Of the girls themselves, in order of apparent importance...
= Mirai and Riko are the main heroines, obviously. (Haa-chan hasn't arrived yet.) Riko's a bit off-model at the beginning, being implausibly stupid in her surprise at being busted as a witch after she'd cast magic in front of everyone while wearing a witch's outfit. However, they're the early versions of themselves that can carry a story and they have a character arc, about their inexperience and lack of confidence.
Also, the film's last scene reminds us that they're the only magic-using PreCures. That makes them unique, which on reflection is a bit odd in a magical girl franchise.
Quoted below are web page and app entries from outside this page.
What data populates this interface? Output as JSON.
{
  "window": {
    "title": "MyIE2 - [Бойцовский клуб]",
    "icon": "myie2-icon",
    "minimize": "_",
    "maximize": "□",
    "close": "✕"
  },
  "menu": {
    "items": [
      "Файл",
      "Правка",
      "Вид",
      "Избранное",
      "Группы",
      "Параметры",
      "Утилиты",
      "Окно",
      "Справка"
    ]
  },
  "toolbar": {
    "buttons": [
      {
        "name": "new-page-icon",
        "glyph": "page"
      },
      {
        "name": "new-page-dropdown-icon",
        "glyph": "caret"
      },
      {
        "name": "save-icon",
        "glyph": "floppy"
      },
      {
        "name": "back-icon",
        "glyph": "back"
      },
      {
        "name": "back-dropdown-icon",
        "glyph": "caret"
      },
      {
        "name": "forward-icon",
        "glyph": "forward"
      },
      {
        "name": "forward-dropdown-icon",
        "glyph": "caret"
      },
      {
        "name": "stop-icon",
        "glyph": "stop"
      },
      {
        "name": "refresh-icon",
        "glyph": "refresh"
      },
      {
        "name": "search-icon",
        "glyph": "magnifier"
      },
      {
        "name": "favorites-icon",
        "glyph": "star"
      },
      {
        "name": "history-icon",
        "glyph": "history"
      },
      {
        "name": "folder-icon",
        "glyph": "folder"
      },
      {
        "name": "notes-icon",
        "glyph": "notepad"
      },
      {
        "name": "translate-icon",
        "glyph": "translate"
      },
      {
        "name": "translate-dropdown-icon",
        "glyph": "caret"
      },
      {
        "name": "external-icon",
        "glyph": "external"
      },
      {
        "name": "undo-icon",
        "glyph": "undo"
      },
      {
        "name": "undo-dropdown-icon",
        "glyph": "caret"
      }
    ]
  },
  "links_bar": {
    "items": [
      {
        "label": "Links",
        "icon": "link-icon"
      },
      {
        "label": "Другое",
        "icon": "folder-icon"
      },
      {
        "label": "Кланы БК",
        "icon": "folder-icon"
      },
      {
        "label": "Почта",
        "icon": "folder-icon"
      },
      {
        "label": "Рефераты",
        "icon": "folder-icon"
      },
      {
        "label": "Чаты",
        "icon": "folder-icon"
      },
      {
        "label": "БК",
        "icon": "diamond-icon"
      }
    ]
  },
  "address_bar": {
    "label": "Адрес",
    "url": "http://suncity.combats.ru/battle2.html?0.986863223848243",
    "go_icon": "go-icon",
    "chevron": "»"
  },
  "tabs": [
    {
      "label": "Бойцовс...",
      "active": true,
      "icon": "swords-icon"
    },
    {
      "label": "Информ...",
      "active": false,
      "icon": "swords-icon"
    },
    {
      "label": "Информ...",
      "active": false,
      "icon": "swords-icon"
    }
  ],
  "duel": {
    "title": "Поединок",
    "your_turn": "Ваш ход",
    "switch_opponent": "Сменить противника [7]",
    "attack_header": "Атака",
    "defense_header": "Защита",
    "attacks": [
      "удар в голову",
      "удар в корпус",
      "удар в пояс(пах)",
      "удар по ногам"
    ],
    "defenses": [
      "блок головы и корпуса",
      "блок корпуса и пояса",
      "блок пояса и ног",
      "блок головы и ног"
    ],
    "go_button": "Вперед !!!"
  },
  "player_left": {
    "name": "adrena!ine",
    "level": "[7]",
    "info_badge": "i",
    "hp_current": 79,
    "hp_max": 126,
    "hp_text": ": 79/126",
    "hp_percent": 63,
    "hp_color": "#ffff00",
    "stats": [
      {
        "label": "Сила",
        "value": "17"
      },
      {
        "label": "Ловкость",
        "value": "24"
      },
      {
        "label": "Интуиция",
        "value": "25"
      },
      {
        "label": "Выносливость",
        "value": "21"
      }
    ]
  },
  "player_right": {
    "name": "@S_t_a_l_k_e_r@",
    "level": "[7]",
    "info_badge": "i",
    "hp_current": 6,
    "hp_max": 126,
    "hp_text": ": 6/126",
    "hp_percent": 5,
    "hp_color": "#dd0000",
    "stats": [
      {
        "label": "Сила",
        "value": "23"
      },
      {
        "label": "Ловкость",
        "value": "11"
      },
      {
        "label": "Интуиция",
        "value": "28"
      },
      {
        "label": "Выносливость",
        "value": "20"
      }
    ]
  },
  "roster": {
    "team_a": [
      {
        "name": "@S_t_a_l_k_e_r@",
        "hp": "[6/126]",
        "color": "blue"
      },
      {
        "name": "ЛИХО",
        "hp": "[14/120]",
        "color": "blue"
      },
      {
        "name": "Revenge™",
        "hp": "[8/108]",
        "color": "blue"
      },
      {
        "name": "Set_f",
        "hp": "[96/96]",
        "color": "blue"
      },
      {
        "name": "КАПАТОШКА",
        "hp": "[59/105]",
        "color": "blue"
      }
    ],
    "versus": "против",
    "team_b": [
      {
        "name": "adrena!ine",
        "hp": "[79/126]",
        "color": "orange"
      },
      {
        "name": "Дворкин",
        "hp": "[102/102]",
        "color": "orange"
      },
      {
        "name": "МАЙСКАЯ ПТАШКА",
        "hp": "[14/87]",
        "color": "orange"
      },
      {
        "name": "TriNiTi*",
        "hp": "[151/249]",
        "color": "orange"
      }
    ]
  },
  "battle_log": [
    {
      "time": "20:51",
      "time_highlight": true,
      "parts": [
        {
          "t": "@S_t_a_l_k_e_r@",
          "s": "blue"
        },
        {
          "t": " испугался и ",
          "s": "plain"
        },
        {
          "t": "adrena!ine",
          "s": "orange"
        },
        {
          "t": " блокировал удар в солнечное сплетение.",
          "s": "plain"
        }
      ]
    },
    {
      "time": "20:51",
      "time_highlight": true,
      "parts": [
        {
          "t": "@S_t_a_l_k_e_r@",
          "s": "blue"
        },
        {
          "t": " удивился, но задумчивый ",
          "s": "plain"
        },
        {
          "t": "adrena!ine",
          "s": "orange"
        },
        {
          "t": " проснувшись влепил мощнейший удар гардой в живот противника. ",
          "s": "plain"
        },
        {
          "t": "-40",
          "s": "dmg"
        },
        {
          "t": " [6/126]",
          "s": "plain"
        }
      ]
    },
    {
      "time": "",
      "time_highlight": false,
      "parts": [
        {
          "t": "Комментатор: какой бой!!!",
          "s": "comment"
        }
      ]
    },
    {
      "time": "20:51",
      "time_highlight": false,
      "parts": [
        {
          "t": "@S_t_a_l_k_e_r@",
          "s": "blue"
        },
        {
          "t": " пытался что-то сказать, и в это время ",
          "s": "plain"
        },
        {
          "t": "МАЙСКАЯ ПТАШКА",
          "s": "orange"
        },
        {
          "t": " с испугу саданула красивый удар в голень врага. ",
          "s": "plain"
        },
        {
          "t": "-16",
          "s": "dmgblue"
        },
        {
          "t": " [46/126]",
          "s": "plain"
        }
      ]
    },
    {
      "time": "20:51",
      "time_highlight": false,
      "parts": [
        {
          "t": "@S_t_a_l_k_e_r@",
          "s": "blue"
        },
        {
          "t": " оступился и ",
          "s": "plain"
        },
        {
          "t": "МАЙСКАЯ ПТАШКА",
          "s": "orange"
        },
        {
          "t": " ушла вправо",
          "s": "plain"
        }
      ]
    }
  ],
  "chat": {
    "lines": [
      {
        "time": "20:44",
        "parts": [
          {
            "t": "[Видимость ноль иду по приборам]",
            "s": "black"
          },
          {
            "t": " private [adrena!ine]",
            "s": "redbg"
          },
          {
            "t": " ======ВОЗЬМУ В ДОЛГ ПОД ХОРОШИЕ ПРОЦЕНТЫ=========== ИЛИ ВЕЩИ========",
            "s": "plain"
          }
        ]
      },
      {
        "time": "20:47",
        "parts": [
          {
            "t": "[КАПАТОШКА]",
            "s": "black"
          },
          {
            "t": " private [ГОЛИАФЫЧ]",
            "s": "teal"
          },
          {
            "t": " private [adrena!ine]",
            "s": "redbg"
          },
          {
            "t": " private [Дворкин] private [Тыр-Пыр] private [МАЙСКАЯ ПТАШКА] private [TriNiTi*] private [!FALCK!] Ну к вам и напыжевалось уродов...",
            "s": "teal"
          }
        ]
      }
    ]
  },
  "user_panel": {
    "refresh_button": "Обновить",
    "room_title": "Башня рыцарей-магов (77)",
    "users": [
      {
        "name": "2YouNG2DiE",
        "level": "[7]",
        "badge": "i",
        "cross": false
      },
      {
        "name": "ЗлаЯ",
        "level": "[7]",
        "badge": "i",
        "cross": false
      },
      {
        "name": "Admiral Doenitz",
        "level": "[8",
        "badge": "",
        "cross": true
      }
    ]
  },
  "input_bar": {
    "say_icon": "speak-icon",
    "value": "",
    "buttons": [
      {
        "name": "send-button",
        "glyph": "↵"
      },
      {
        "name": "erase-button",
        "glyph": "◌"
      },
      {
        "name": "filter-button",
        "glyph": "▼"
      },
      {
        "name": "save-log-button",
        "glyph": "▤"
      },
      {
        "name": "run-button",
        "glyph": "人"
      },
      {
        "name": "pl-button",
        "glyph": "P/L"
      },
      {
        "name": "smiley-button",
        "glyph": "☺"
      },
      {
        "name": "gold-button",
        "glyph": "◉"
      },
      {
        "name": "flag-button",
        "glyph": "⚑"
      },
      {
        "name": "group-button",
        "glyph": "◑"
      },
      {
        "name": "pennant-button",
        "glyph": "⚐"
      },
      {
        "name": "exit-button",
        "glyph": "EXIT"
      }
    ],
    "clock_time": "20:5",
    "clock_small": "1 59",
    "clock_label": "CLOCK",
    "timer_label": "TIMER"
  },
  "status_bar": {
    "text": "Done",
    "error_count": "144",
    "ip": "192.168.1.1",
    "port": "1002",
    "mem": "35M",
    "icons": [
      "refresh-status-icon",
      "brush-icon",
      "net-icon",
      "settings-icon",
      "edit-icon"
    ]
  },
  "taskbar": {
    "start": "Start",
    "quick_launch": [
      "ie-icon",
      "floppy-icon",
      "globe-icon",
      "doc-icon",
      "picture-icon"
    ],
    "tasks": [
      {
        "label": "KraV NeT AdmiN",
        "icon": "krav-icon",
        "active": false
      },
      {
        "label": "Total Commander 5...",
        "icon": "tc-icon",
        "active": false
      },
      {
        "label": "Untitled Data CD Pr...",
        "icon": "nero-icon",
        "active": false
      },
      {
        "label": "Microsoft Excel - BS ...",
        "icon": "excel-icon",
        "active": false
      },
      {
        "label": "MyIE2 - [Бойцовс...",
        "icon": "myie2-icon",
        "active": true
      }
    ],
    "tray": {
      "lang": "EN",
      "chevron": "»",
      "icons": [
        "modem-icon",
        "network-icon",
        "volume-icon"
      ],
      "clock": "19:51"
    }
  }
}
= the first team to meet Mirai and Riko. (Kirara hasn't moved to Paris yet, but she's completed her preparations.) They fight together as a superteam of six and, later, wear their most hilariously absurd dresses. Also, importantly, Yui gets a cameo. This made me ridiculously happy.
+ HAPPINESS CHARGE
= the second superteam. The All Stars movies have stopped trying to represent everyone individually.
EVERYONE ELSE = locked up in the baddies' prison. Erika (Cure Marine) is still the franchise comedian, though, while Honoka and Nagisa get respect.
This isn't the best All Stars film, but I enjoyed it. Solciere's emotional backstory and eventual conversion are a bit of a script lump, but they're good enough. The songs are passable. The evil dwarf horse is a laugh, though, while the film's approach to 44 heroines is sensible. The battles and returning guest villains are cool and impressive, the girls are likeable and the film's got a heart.